Retype each record below word for word, pictures excluded.

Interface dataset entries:
***

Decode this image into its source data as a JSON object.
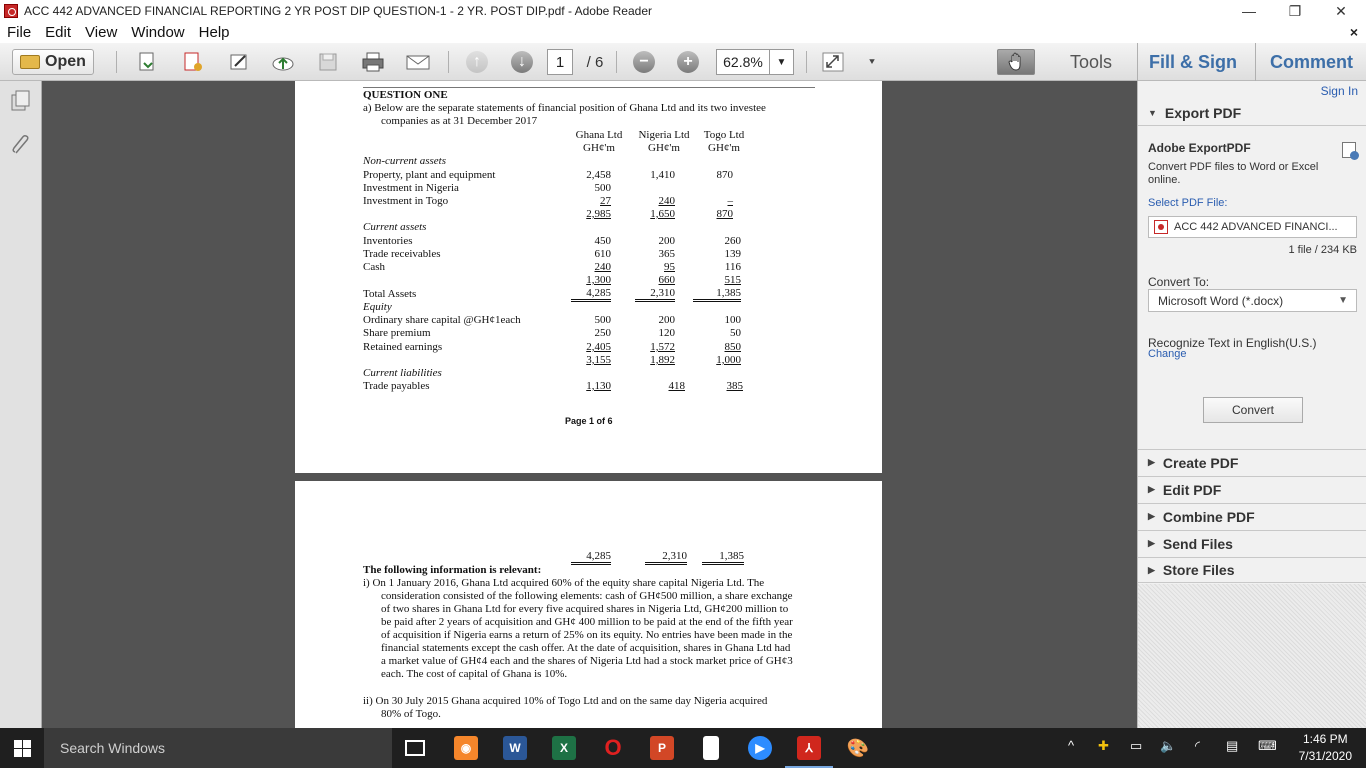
{
  "window": {
    "title": "ACC 442 ADVANCED FINANCIAL REPORTING 2 YR POST DIP QUESTION-1 - 2 YR. POST DIP.pdf - Adobe Reader",
    "minimize": "—",
    "restore": "❐",
    "close": "✕"
  },
  "menu": {
    "items": [
      "File",
      "Edit",
      "View",
      "Window",
      "Help"
    ],
    "close": "×"
  },
  "toolbar": {
    "open_label": "Open",
    "page_current": "1",
    "page_total": "/ 6",
    "zoom_minus": "−",
    "zoom_plus": "+",
    "zoom_value": "62.8%",
    "dropdown_caret": "▼",
    "tools_label": "Tools",
    "fill_sign_label": "Fill & Sign",
    "comment_label": "Comment"
  },
  "page1": {
    "heading": "QUESTION ONE",
    "intro_line1": "a)  Below are the separate statements of financial position of Ghana Ltd and its two investee",
    "intro_line2": "companies as at 31 December 2017",
    "col_heads": [
      {
        "name": "Ghana Ltd",
        "unit": "GH¢'m"
      },
      {
        "name": "Nigeria Ltd",
        "unit": "GH¢'m"
      },
      {
        "name": "Togo Ltd",
        "unit": "GH¢'m"
      }
    ],
    "section_nca": "Non-current assets",
    "row_ppe": {
      "label": "Property, plant and equipment",
      "v": [
        "2,458",
        "1,410",
        "870"
      ]
    },
    "row_inv_nigeria": {
      "label": "Investment in Nigeria",
      "v": [
        "500",
        "",
        ""
      ]
    },
    "row_inv_togo": {
      "label": "Investment in Togo",
      "v": [
        "27",
        "240",
        "–"
      ]
    },
    "total_nca": [
      "2,985",
      "1,650",
      "870"
    ],
    "section_ca": "Current assets",
    "row_inventories": {
      "label": "Inventories",
      "v": [
        "450",
        "200",
        "260"
      ]
    },
    "row_receivables": {
      "label": "Trade receivables",
      "v": [
        "610",
        "365",
        "139"
      ]
    },
    "row_cash": {
      "label": "Cash",
      "v": [
        "240",
        "95",
        "116"
      ]
    },
    "total_ca": [
      "1,300",
      "660",
      "515"
    ],
    "row_total_assets": {
      "label": "Total Assets",
      "v": [
        "4,285",
        "2,310",
        "1,385"
      ]
    },
    "section_equity": "Equity",
    "row_share_capital": {
      "label": "Ordinary share capital @GH¢1each",
      "v": [
        "500",
        "200",
        "100"
      ]
    },
    "row_share_premium": {
      "label": "Share premium",
      "v": [
        "250",
        "120",
        "50"
      ]
    },
    "row_retained": {
      "label": "Retained earnings",
      "v": [
        "2,405",
        "1,572",
        "850"
      ]
    },
    "total_equity": [
      "3,155",
      "1,892",
      "1,000"
    ],
    "section_cl": "Current liabilities",
    "row_payables": {
      "label": "Trade payables",
      "v": [
        "1,130",
        "418",
        "385"
      ]
    },
    "footer": "Page 1 of 6"
  },
  "page2": {
    "totals": [
      "4,285",
      "2,310",
      "1,385"
    ],
    "heading": "The following information is relevant:",
    "para_i": [
      "i)   On 1 January 2016, Ghana Ltd acquired 60% of the equity share capital Nigeria Ltd. The",
      "consideration consisted of the following elements: cash of GH¢500 million, a share exchange",
      "of two shares in Ghana Ltd for every five acquired shares in Nigeria Ltd, GH¢200 million to",
      "be paid after 2 years of acquisition and GH¢ 400 million to be paid at the end of the fifth year",
      "of acquisition if Nigeria earns a return of 25% on its equity. No entries have been made in the",
      "financial statements except the cash offer. At the date of acquisition, shares in Ghana Ltd had",
      "a market value of GH¢4 each and the shares of Nigeria Ltd had a stock market price of GH¢3",
      "each.  The cost of capital of Ghana is 10%."
    ],
    "para_ii": [
      "ii)  On 30 July 2015 Ghana acquired 10% of Togo Ltd and on the same day Nigeria acquired",
      "80% of Togo."
    ]
  },
  "panel": {
    "sign_in": "Sign In",
    "export_head": "Export PDF",
    "service_title": "Adobe ExportPDF",
    "service_desc1": "Convert PDF files to Word or Excel",
    "service_desc2": "online.",
    "select_label": "Select PDF File:",
    "file_name": "ACC 442 ADVANCED FINANCI...",
    "file_count": "1 file / 234 KB",
    "convert_to_label": "Convert To:",
    "convert_to_value": "Microsoft Word (*.docx)",
    "recognize_text": "Recognize Text in English(U.S.)",
    "change_link": "Change",
    "convert_button": "Convert",
    "sections": [
      "Create PDF",
      "Edit PDF",
      "Combine PDF",
      "Send Files",
      "Store Files"
    ]
  },
  "taskbar": {
    "search_placeholder": "Search Windows",
    "time": "1:46 PM",
    "date": "7/31/2020"
  }
}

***

▶ WRITTEN SOLUTION
Decode this image into its source data as a JSON object.
{
  "window": {
    "title": "ACC 442 ADVANCED FINANCIAL REPORTING 2 YR POST DIP QUESTION-1 - 2 YR. POST DIP.pdf - Adobe Reader",
    "minimize": "—",
    "restore": "❐",
    "close": "✕"
  },
  "menu": {
    "items": [
      "File",
      "Edit",
      "View",
      "Window",
      "Help"
    ],
    "close": "×"
  },
  "toolbar": {
    "open_label": "Open",
    "page_current": "1",
    "page_total": "/ 6",
    "zoom_minus": "−",
    "zoom_plus": "+",
    "zoom_value": "62.8%",
    "dropdown_caret": "▼",
    "tools_label": "Tools",
    "fill_sign_label": "Fill & Sign",
    "comment_label": "Comment"
  },
  "page1": {
    "heading": "QUESTION ONE",
    "intro_line1": "a)  Below are the separate statements of financial position of Ghana Ltd and its two investee",
    "intro_line2": "companies as at 31 December 2017",
    "col_heads": [
      {
        "name": "Ghana Ltd",
        "unit": "GH¢'m"
      },
      {
        "name": "Nigeria Ltd",
        "unit": "GH¢'m"
      },
      {
        "name": "Togo Ltd",
        "unit": "GH¢'m"
      }
    ],
    "section_nca": "Non-current assets",
    "row_ppe": {
      "label": "Property, plant and equipment",
      "v": [
        "2,458",
        "1,410",
        "870"
      ]
    },
    "row_inv_nigeria": {
      "label": "Investment in Nigeria",
      "v": [
        "500",
        "",
        ""
      ]
    },
    "row_inv_togo": {
      "label": "Investment in Togo",
      "v": [
        "27",
        "240",
        "–"
      ]
    },
    "total_nca": [
      "2,985",
      "1,650",
      "870"
    ],
    "section_ca": "Current assets",
    "row_inventories": {
      "label": "Inventories",
      "v": [
        "450",
        "200",
        "260"
      ]
    },
    "row_receivables": {
      "label": "Trade receivables",
      "v": [
        "610",
        "365",
        "139"
      ]
    },
    "row_cash": {
      "label": "Cash",
      "v": [
        "240",
        "95",
        "116"
      ]
    },
    "total_ca": [
      "1,300",
      "660",
      "515"
    ],
    "row_total_assets": {
      "label": "Total Assets",
      "v": [
        "4,285",
        "2,310",
        "1,385"
      ]
    },
    "section_equity": "Equity",
    "row_share_capital": {
      "label": "Ordinary share capital @GH¢1each",
      "v": [
        "500",
        "200",
        "100"
      ]
    },
    "row_share_premium": {
      "label": "Share premium",
      "v": [
        "250",
        "120",
        "50"
      ]
    },
    "row_retained": {
      "label": "Retained earnings",
      "v": [
        "2,405",
        "1,572",
        "850"
      ]
    },
    "total_equity": [
      "3,155",
      "1,892",
      "1,000"
    ],
    "section_cl": "Current liabilities",
    "row_payables": {
      "label": "Trade payables",
      "v": [
        "1,130",
        "418",
        "385"
      ]
    },
    "footer": "Page 1 of 6"
  },
  "page2": {
    "totals": [
      "4,285",
      "2,310",
      "1,385"
    ],
    "heading": "The following information is relevant:",
    "para_i": [
      "i)   On 1 January 2016, Ghana Ltd acquired 60% of the equity share capital Nigeria Ltd. The",
      "consideration consisted of the following elements: cash of GH¢500 million, a share exchange",
      "of two shares in Ghana Ltd for every five acquired shares in Nigeria Ltd, GH¢200 million to",
      "be paid after 2 years of acquisition and GH¢ 400 million to be paid at the end of the fifth year",
      "of acquisition if Nigeria earns a return of 25% on its equity. No entries have been made in the",
      "financial statements except the cash offer. At the date of acquisition, shares in Ghana Ltd had",
      "a market value of GH¢4 each and the shares of Nigeria Ltd had a stock market price of GH¢3",
      "each.  The cost of capital of Ghana is 10%."
    ],
    "para_ii": [
      "ii)  On 30 July 2015 Ghana acquired 10% of Togo Ltd and on the same day Nigeria acquired",
      "80% of Togo."
    ]
  },
  "panel": {
    "sign_in": "Sign In",
    "export_head": "Export PDF",
    "service_title": "Adobe ExportPDF",
    "service_desc1": "Convert PDF files to Word or Excel",
    "service_desc2": "online.",
    "select_label": "Select PDF File:",
    "file_name": "ACC 442 ADVANCED FINANCI...",
    "file_count": "1 file / 234 KB",
    "convert_to_label": "Convert To:",
    "convert_to_value": "Microsoft Word (*.docx)",
    "recognize_text": "Recognize Text in English(U.S.)",
    "change_link": "Change",
    "convert_button": "Convert",
    "sections": [
      "Create PDF",
      "Edit PDF",
      "Combine PDF",
      "Send Files",
      "Store Files"
    ]
  },
  "taskbar": {
    "search_placeholder": "Search Windows",
    "time": "1:46 PM",
    "date": "7/31/2020"
  }
}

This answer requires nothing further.